Households churned through $4 million of extra power over the weekend as the polar blast sent temperatures plummeting across the country.
Consumption around the country surged by 15 gigawatt-hours (GWh) on Saturday and Sunday compared to the previous weekend, according to Powershop.
That was the biggest week-on-week increase of the year.
With an average variable retail energy cost of $0.2638 per kilowatt hour, the extra power used across the country would have cost $4,057,244.
Powershop's Mark Soper said demand jumped by more than 17 per cent in some parts of the country.
"The lower North Island in particular saw a big increase in power use. But these figures show households in all parts of the country were using more power to stay warm and dry."
Consumption increased by 4.99 GWh in the lower North Island, costing an estimated $1,316,362.
Mr Soper said people should plan for higher power costs. Winter could bring a few more surprises yet, so households should check they were getting the best deal in their region.
"Power costs are a challenge for many of us over winter, but when it's this cold households should not have to feel pressured to go without adequate heating," said Mr Soper.
New Zealand households overpaid for power by more than $300 million in 2015 by not switching to the cheapest electricity deal available, according to the Electricity Authority.
Bay of Plenty households stood to save the most at an average of $331 per household.
The lowest average savings were in Hawke's Bay, at $135 per household.
Tauranga Budget Advisory Service manager Diane Bruin said queries around electricity bills were one of the main things the service dealt with at this time of year when bills tended to be higher.
Advisors always told clients to check out the power switching website, www.whatsmynumber.org.nz, but to be aware that their cheapest option today might not necessarily be their cheapest option in six months time.

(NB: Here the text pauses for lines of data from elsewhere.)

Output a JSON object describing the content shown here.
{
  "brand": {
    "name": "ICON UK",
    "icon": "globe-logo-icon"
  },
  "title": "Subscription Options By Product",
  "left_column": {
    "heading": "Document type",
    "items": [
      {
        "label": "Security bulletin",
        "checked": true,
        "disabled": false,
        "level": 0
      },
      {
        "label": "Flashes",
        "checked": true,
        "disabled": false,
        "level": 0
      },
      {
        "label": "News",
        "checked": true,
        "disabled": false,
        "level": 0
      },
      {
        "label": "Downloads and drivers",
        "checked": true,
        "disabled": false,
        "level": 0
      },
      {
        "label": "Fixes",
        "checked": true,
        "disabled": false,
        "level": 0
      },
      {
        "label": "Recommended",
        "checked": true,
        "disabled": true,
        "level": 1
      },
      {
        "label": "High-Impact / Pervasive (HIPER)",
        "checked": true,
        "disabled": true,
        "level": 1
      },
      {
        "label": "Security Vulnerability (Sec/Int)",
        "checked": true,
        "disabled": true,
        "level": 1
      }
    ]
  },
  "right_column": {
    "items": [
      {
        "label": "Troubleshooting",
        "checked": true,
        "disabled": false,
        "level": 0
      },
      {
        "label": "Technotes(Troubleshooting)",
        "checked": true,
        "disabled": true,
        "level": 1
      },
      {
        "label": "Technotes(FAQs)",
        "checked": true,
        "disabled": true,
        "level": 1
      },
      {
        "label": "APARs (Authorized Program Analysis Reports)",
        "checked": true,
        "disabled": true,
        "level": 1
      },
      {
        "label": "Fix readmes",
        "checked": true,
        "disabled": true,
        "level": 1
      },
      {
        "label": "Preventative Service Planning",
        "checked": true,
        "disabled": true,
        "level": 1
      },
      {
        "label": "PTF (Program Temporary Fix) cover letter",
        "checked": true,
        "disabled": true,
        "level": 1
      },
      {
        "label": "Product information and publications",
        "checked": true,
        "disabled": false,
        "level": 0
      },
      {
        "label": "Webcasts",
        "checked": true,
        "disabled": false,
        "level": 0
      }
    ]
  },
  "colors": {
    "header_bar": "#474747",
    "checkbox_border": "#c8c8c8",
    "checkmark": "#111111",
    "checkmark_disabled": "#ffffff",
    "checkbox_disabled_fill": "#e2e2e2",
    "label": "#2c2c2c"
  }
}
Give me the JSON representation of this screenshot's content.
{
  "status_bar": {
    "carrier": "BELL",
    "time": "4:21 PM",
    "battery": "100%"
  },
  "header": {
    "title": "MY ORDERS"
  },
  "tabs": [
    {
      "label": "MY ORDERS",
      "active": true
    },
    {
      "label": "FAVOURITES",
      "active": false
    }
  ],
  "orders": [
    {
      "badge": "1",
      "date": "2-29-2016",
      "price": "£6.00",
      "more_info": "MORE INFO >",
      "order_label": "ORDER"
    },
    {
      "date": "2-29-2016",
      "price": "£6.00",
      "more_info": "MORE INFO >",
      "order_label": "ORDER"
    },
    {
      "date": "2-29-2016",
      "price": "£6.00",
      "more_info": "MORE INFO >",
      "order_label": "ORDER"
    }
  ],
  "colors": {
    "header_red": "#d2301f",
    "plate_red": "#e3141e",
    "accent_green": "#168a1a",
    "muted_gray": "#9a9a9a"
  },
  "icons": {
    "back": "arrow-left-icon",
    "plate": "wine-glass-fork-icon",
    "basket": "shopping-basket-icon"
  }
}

People should check back with the website at least annually, Ms Bruin said.